On a different night, I met four people in their 20s who have a routine of going to Happy Motoring! to watch “RuPaul’s Drag Race” on the mounted TV. All four said they love the bingo nights.

The Drag Queen Bingo nights have a following on social media, particularly Facebook, which FSU sociologist Teresa Roach says can be a meaningful way for minority communities to amplify their messages.

“I think visibility is tied to power, and if you are visible, then you may have more power to shape policy or change policy,” Roach says. “It may not change the expectations of people who are never going to go to a drag show, but you could get solidarity in other communities.”

Spencer Scruggs is one example – he’s 26 years old and works at FSU in the student affairs department. Scruggs has not yet been to one of the bingo nights but says he hopes to attend the next one.

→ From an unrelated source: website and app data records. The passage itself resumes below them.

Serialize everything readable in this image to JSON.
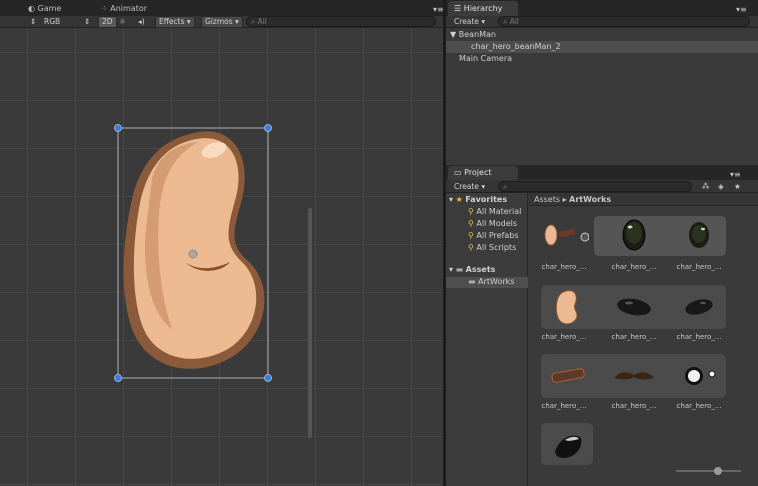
{
  "scene": {
    "tabs": [
      {
        "label": "Game",
        "active": false
      },
      {
        "label": "Animator",
        "active": false
      }
    ],
    "toolbar": {
      "render_mode": "RGB",
      "mode_2d": "2D",
      "effects": "Effects",
      "gizmos": "Gizmos",
      "search_placeholder": "All"
    },
    "selected_object_name": "char_hero_beanMan_2"
  },
  "hierarchy": {
    "tab_label": "Hierarchy",
    "create_label": "Create",
    "search_placeholder": "All",
    "items": [
      {
        "label": "BeanMan",
        "expanded": true
      },
      {
        "label": "char_hero_beanMan_2",
        "selected": true
      },
      {
        "label": "Main Camera"
      }
    ]
  },
  "project": {
    "tab_label": "Project",
    "create_label": "Create",
    "tree": {
      "favorites_label": "Favorites",
      "favorites": [
        "All Material",
        "All Models",
        "All Prefabs",
        "All Scripts"
      ],
      "assets_label": "Assets",
      "folders": [
        "ArtWorks"
      ]
    },
    "breadcrumb": {
      "root": "Assets",
      "current": "ArtWorks"
    },
    "asset_labels": [
      "char_hero_...",
      "char_hero_...",
      "char_hero_...",
      "char_hero_...",
      "char_hero_...",
      "char_hero_...",
      "char_hero_...",
      "char_hero_...",
      "char_hero_..."
    ]
  },
  "colors": {
    "bean_fill": "#ecb991",
    "bean_outline": "#8a5a3a",
    "gizmo_blue": "#3d7fd6",
    "panel_bg": "#3a3a3a"
  }
}
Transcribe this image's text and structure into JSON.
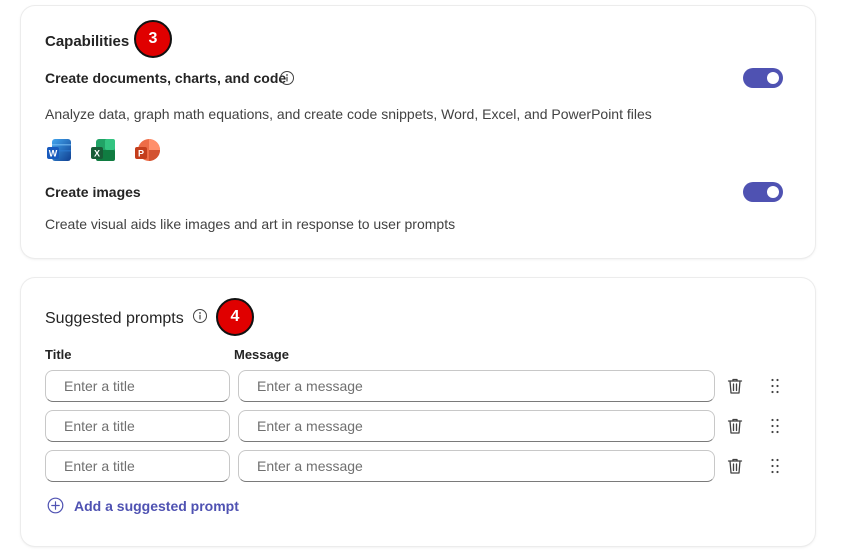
{
  "capabilities": {
    "title": "Capabilities",
    "step_badge": "3",
    "items": [
      {
        "title": "Create documents, charts, and code",
        "description": "Analyze data, graph math equations, and create code snippets, Word, Excel, and PowerPoint files",
        "enabled": true,
        "app_icons": [
          "word-icon",
          "excel-icon",
          "powerpoint-icon"
        ]
      },
      {
        "title": "Create images",
        "description": "Create visual aids like images and art in response to user prompts",
        "enabled": true
      }
    ]
  },
  "suggested_prompts": {
    "title": "Suggested prompts",
    "step_badge": "4",
    "columns": {
      "title": "Title",
      "message": "Message"
    },
    "rows": [
      {
        "title_placeholder": "Enter a title",
        "message_placeholder": "Enter a message",
        "title_value": "",
        "message_value": ""
      },
      {
        "title_placeholder": "Enter a title",
        "message_placeholder": "Enter a message",
        "title_value": "",
        "message_value": ""
      },
      {
        "title_placeholder": "Enter a title",
        "message_placeholder": "Enter a message",
        "title_value": "",
        "message_value": ""
      }
    ],
    "add_label": "Add a suggested prompt"
  },
  "colors": {
    "accent": "#4f52b2",
    "badge": "#e00000"
  }
}
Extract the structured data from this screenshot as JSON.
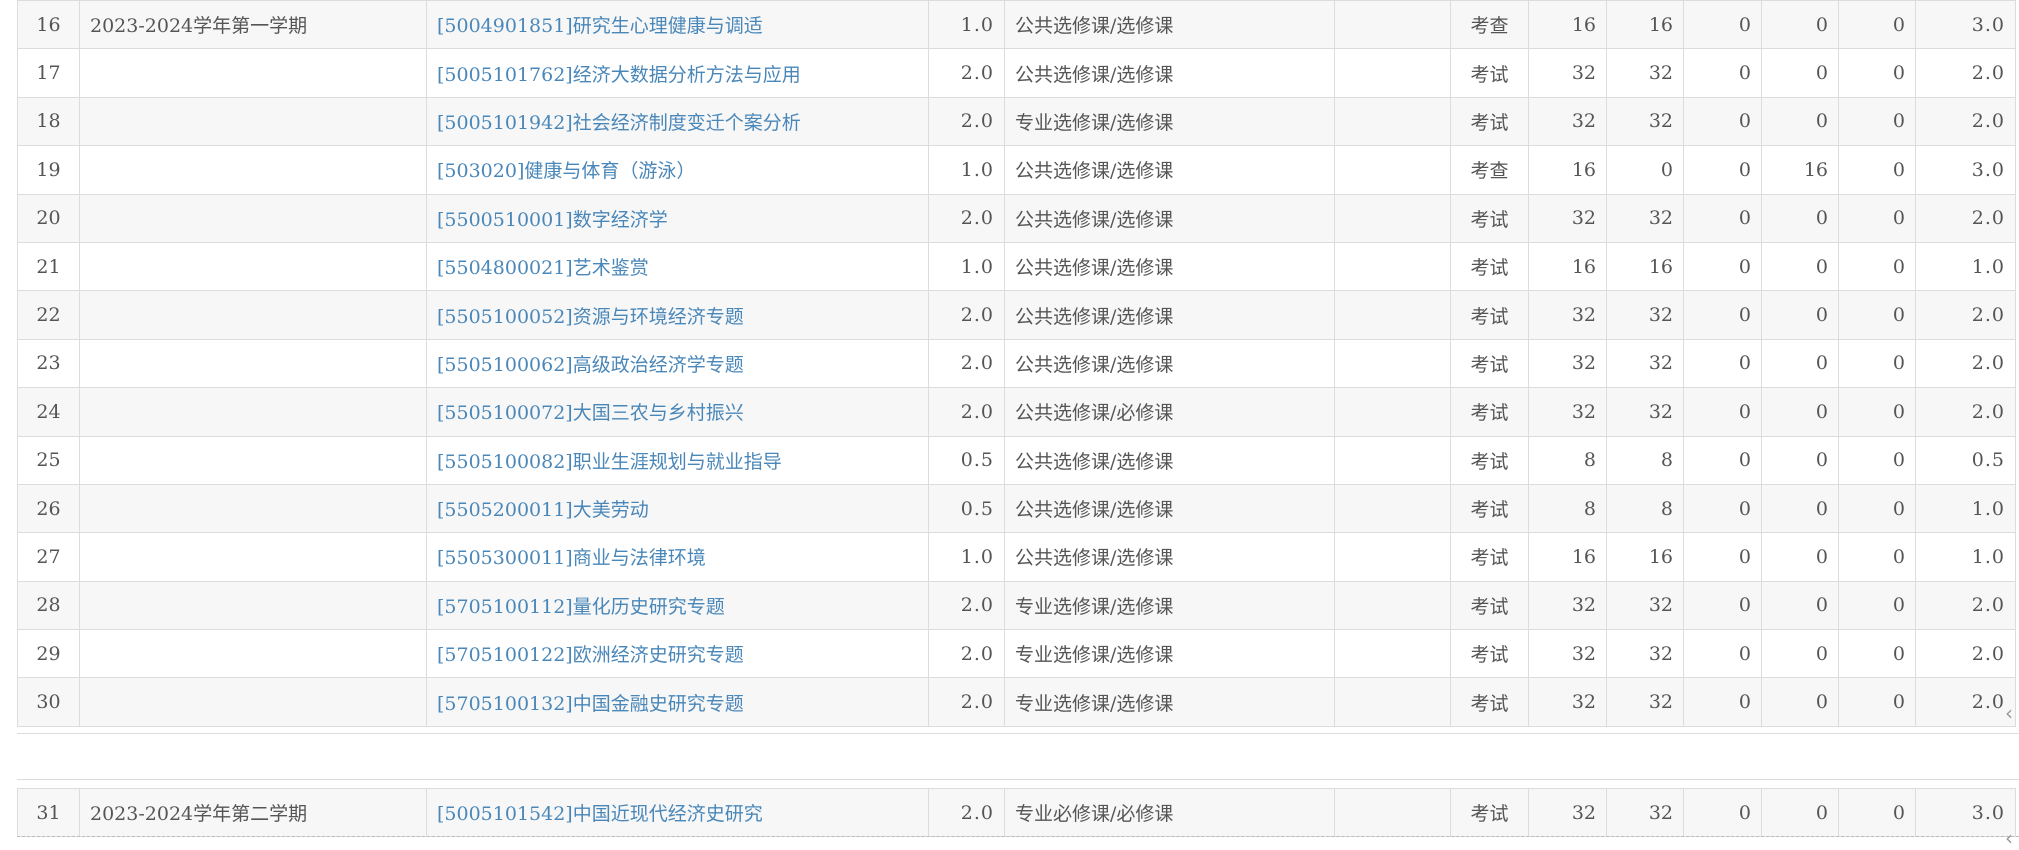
{
  "table_first": {
    "rows": [
      {
        "idx": "16",
        "semester": "2023-2024学年第一学期",
        "course": "[5004901851]研究生心理健康与调适",
        "credit": "1.0",
        "type": "公共选修课/选修课",
        "note": "",
        "exam": "考查",
        "total": "16",
        "lecture": "16",
        "lab": "0",
        "practice": "0",
        "other": "0",
        "score": "3.0"
      },
      {
        "idx": "17",
        "semester": "",
        "course": "[5005101762]经济大数据分析方法与应用",
        "credit": "2.0",
        "type": "公共选修课/选修课",
        "note": "",
        "exam": "考试",
        "total": "32",
        "lecture": "32",
        "lab": "0",
        "practice": "0",
        "other": "0",
        "score": "2.0"
      },
      {
        "idx": "18",
        "semester": "",
        "course": "[5005101942]社会经济制度变迁个案分析",
        "credit": "2.0",
        "type": "专业选修课/选修课",
        "note": "",
        "exam": "考试",
        "total": "32",
        "lecture": "32",
        "lab": "0",
        "practice": "0",
        "other": "0",
        "score": "2.0"
      },
      {
        "idx": "19",
        "semester": "",
        "course": "[503020]健康与体育（游泳）",
        "credit": "1.0",
        "type": "公共选修课/选修课",
        "note": "",
        "exam": "考查",
        "total": "16",
        "lecture": "0",
        "lab": "0",
        "practice": "16",
        "other": "0",
        "score": "3.0"
      },
      {
        "idx": "20",
        "semester": "",
        "course": "[5500510001]数字经济学",
        "credit": "2.0",
        "type": "公共选修课/选修课",
        "note": "",
        "exam": "考试",
        "total": "32",
        "lecture": "32",
        "lab": "0",
        "practice": "0",
        "other": "0",
        "score": "2.0"
      },
      {
        "idx": "21",
        "semester": "",
        "course": "[5504800021]艺术鉴赏",
        "credit": "1.0",
        "type": "公共选修课/选修课",
        "note": "",
        "exam": "考试",
        "total": "16",
        "lecture": "16",
        "lab": "0",
        "practice": "0",
        "other": "0",
        "score": "1.0"
      },
      {
        "idx": "22",
        "semester": "",
        "course": "[5505100052]资源与环境经济专题",
        "credit": "2.0",
        "type": "公共选修课/选修课",
        "note": "",
        "exam": "考试",
        "total": "32",
        "lecture": "32",
        "lab": "0",
        "practice": "0",
        "other": "0",
        "score": "2.0"
      },
      {
        "idx": "23",
        "semester": "",
        "course": "[5505100062]高级政治经济学专题",
        "credit": "2.0",
        "type": "公共选修课/选修课",
        "note": "",
        "exam": "考试",
        "total": "32",
        "lecture": "32",
        "lab": "0",
        "practice": "0",
        "other": "0",
        "score": "2.0"
      },
      {
        "idx": "24",
        "semester": "",
        "course": "[5505100072]大国三农与乡村振兴",
        "credit": "2.0",
        "type": "公共选修课/必修课",
        "note": "",
        "exam": "考试",
        "total": "32",
        "lecture": "32",
        "lab": "0",
        "practice": "0",
        "other": "0",
        "score": "2.0"
      },
      {
        "idx": "25",
        "semester": "",
        "course": "[5505100082]职业生涯规划与就业指导",
        "credit": "0.5",
        "type": "公共选修课/选修课",
        "note": "",
        "exam": "考试",
        "total": "8",
        "lecture": "8",
        "lab": "0",
        "practice": "0",
        "other": "0",
        "score": "0.5"
      },
      {
        "idx": "26",
        "semester": "",
        "course": "[5505200011]大美劳动",
        "credit": "0.5",
        "type": "公共选修课/选修课",
        "note": "",
        "exam": "考试",
        "total": "8",
        "lecture": "8",
        "lab": "0",
        "practice": "0",
        "other": "0",
        "score": "1.0"
      },
      {
        "idx": "27",
        "semester": "",
        "course": "[5505300011]商业与法律环境",
        "credit": "1.0",
        "type": "公共选修课/选修课",
        "note": "",
        "exam": "考试",
        "total": "16",
        "lecture": "16",
        "lab": "0",
        "practice": "0",
        "other": "0",
        "score": "1.0"
      },
      {
        "idx": "28",
        "semester": "",
        "course": "[5705100112]量化历史研究专题",
        "credit": "2.0",
        "type": "专业选修课/选修课",
        "note": "",
        "exam": "考试",
        "total": "32",
        "lecture": "32",
        "lab": "0",
        "practice": "0",
        "other": "0",
        "score": "2.0"
      },
      {
        "idx": "29",
        "semester": "",
        "course": "[5705100122]欧洲经济史研究专题",
        "credit": "2.0",
        "type": "专业选修课/选修课",
        "note": "",
        "exam": "考试",
        "total": "32",
        "lecture": "32",
        "lab": "0",
        "practice": "0",
        "other": "0",
        "score": "2.0"
      },
      {
        "idx": "30",
        "semester": "",
        "course": "[5705100132]中国金融史研究专题",
        "credit": "2.0",
        "type": "专业选修课/选修课",
        "note": "",
        "exam": "考试",
        "total": "32",
        "lecture": "32",
        "lab": "0",
        "practice": "0",
        "other": "0",
        "score": "2.0"
      }
    ]
  },
  "table_second": {
    "rows": [
      {
        "idx": "31",
        "semester": "2023-2024学年第二学期",
        "course": "[5005101542]中国近现代经济史研究",
        "credit": "2.0",
        "type": "专业必修课/必修课",
        "note": "",
        "exam": "考试",
        "total": "32",
        "lecture": "32",
        "lab": "0",
        "practice": "0",
        "other": "0",
        "score": "3.0"
      }
    ]
  },
  "icons": {
    "scroll_arrow": "chevron-left-icon"
  }
}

“I’m gay and have found very few queer spaces here in town,” Scruggs wrote in a Facebook message. “I love drag, so I’ve been interested in supporting local drag queens and (there) being at least a semblance of a queer space in town.”

Scruggs says he found out about Drag Queen Bingo from going to Happy Motoring! with friends. Now, he follows the bar on social media.

Tallahassee needs more places like it, Scruggs says. Popular places with a laid-back atmosphere can be welcoming to people from all backgrounds, especially for young professionals, he says.

For the people who go, who bring their friends because they saw it on Facebook or wind up there one night just to try something new, the event feels like an oasis, a good way to unwind from the workday through a simple bingo game.

Roach says the visibility of this new drag show in town won’t change everyone’s perceptions, “but it may get some people to be like, ‘hmm.’”

And maybe that “hmm” is enough to carve an opening to a place where new conversations in Tallahassee, and maybe the broader South, can begin.who